We form ideas based on fear, creating self-fulfilling prophecies that life is not going to turn out like we thought. Maybe it’s not.

Suze Orman, in her book: The Money Class said it best: “Perhaps the American dream as we knew it, is dead. It’s time to take the dream back into our hands and reshape it.” Maybe we need a new dream. Who said it needs to be a family of 4 with 2.3 kids, a 9-5 job, with a two-hour commute and a white picket fence?

How awesome would it be to live life outside of the box? If instead of being scared, living on the cusp of what ifs, you channeled fear into something positive and started your own business, telecommuted to work, changed jobs, downsized your home, created a blog, wrote down your bucket list and began conquering it? Fostered kids, adopted more, climbed Kilimanjaro, took a missions trip, built homes in Haiti with, helped with clean-water initiatives in Africa, with and changed the world!

Shake it up a bit and live a life worthy of the calling, a life you can truly look back on and say: You lived it. You grabbed fear by the horns and wrestled that trench coat to the ground with light bulbs swinging.  Share with us, what’s holding you back.  We’re in this together, girls!

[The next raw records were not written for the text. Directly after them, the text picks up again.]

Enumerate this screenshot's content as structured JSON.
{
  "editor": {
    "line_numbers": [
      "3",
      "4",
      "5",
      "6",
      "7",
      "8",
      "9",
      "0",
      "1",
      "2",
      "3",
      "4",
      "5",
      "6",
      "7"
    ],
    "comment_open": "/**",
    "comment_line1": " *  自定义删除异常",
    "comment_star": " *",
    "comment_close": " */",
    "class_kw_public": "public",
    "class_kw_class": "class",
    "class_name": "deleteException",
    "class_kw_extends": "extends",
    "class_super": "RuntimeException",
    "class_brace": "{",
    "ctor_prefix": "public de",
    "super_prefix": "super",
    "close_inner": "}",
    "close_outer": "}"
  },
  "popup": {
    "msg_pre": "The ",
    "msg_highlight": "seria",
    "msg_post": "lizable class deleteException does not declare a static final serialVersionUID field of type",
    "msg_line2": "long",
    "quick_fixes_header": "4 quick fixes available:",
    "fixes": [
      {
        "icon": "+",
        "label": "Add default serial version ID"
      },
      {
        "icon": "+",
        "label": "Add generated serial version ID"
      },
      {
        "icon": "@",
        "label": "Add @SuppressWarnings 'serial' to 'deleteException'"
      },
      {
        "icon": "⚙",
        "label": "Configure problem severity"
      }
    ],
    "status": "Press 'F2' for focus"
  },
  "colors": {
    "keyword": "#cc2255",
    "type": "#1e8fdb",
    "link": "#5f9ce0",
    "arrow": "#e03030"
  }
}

Here’s to the living the best version of you!

Stephanie Pletka is the creator of the blog Spit-up & Heels, is a contributor to and  is also a columnist for She lives in Alpharetta, GA with her husband John and four children, Jack, Will, Andrew and Ava.

 Posted by at 1:54 pm